What can consumers do?

There’s no need for suffering to be part of our food. We can eradicate it together. We need to expand these [programs] as far and wide as possible, but it depends on the consciousness of the entire nation. We are connected as human beings. The work we do to provide food for the rest of the country, sometimes, in the case of modern-day slavery, doesn’t even provide a decent meal for the workers. There’s a sacredness in the production of food that needs to be respected and the sacredness of the hands of the workers.

During the march, I ask everyone to stay informed about what we are doing.  We will be posting information on our website – and also on social media. Help us amplify this message by making it a conversation at the dinner table with your family. The more we talk about this with other people, the more we’re able to connect on a human level. Try to imagine how difficult it is for people that are coming to this country under this H-2A visa, trying to give their families a better chance, to feed them in a dignified way, and encounter these conditions. We all can stop this. We have the solution in our hands. We just need more people to highlight that in their own spheres.

If you can support these efforts, we’re always in need of resources, that’s always welcome. But the most important thing is to stand with us. This [Wendy’s] boycott is happening nationwide. Bring the message of solidarity to the people of Immokalee. You are welcome to write a message that we can read in the mornings [of the march] for people to know we’re not alone. Organize your own actions in solidarity, if you’re moved to do that. It will continue until Wendy’s signs onto the Fair Food Program. For many people across the country, when we are calling upon the support of our conscious consumers and allies, we declare a national day of action – it can be a small or big protest, it can even be delivering of a letter to a manager of a local Wendy’s, that you are expecting them to do better, and the same is true of other brands. 

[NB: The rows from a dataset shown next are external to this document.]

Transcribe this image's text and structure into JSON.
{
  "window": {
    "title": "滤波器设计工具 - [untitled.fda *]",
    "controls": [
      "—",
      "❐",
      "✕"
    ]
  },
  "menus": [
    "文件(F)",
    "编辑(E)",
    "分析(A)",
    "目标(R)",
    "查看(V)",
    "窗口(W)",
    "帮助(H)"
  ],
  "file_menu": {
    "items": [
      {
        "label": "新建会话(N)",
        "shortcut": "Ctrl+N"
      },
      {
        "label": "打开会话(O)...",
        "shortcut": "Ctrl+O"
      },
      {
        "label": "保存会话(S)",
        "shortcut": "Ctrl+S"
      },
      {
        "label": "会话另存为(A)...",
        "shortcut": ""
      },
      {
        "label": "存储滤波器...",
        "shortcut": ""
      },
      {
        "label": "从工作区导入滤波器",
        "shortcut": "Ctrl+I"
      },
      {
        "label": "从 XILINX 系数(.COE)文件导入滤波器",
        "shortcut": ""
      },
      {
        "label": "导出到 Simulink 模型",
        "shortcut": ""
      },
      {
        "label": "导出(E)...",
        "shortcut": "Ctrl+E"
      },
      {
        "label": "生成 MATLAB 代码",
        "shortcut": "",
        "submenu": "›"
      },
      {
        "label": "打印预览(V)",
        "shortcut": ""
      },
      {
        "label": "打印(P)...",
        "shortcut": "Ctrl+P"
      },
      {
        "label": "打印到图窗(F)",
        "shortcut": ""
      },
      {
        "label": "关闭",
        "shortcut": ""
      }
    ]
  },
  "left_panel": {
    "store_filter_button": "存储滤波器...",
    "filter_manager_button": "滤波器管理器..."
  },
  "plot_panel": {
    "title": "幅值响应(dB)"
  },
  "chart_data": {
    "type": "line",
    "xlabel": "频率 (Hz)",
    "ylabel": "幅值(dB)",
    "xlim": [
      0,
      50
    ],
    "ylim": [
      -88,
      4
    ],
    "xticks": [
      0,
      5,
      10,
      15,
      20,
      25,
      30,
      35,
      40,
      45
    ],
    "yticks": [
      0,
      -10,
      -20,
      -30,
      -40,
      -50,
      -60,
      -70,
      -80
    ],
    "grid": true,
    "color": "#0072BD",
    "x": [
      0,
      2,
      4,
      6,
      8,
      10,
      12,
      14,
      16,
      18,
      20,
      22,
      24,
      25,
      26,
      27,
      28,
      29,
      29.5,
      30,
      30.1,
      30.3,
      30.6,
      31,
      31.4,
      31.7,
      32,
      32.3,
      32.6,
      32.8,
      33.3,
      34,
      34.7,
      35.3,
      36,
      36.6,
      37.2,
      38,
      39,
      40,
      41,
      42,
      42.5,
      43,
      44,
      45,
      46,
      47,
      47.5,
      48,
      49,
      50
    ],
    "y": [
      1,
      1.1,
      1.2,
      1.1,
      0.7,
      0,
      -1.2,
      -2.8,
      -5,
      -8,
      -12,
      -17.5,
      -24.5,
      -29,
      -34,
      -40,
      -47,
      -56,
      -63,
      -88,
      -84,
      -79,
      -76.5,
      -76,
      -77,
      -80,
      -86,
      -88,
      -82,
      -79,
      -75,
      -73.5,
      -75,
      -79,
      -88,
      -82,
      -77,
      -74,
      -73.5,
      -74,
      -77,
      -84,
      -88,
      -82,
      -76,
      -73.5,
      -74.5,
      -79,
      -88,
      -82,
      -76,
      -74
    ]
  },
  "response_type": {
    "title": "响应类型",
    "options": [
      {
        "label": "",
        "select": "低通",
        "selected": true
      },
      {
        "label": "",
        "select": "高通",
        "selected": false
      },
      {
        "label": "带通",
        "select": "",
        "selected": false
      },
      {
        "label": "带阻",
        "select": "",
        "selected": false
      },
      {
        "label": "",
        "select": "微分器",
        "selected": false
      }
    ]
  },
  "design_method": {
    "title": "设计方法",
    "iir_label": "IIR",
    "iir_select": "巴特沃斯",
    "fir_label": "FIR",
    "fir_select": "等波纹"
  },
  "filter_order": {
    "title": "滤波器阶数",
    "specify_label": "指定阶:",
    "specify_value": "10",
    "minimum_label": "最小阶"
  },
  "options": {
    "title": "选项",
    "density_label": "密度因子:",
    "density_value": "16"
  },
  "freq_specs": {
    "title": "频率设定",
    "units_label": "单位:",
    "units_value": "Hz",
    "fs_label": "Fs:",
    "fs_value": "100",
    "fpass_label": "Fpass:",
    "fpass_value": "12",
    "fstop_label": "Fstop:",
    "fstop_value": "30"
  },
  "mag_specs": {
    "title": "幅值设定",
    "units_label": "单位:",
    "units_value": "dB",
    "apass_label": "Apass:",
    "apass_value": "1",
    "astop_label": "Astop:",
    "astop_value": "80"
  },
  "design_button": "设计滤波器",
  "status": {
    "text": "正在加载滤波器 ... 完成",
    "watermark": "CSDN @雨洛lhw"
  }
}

We’re not sharing these stories to make people feel pity for us. That doesn’t change the conditions in the fields. We’re asking people not to do it out of pity, not to do it because they hear the suffering and feel that way – we don’t want that. We want them to do it out of love, for the things we have already done and provided for everybody else. We’re simply asking that we can have the same ability to provide our families with a decent meal in the way that we provide that for everybody else. We recognize our full humanity. When people hear about farmworkers, there are many stereotypes about who we are. People tend to forget our humanity and that’s something that also needs to change. We also have dreams, families, we are here to do the best we can to do our jobs -- but we’re not willing to give up our dignity at all.

That is something that we are asking people to do with us, not for us. Stand with us, and to follow our lead, because we know exactly where it hurts and we have the antidote to the problems that have long impacted [us] and taken away the dignity from those who provide food for everyone.


Learn more about the Fair Food Program: 

Read more about the march: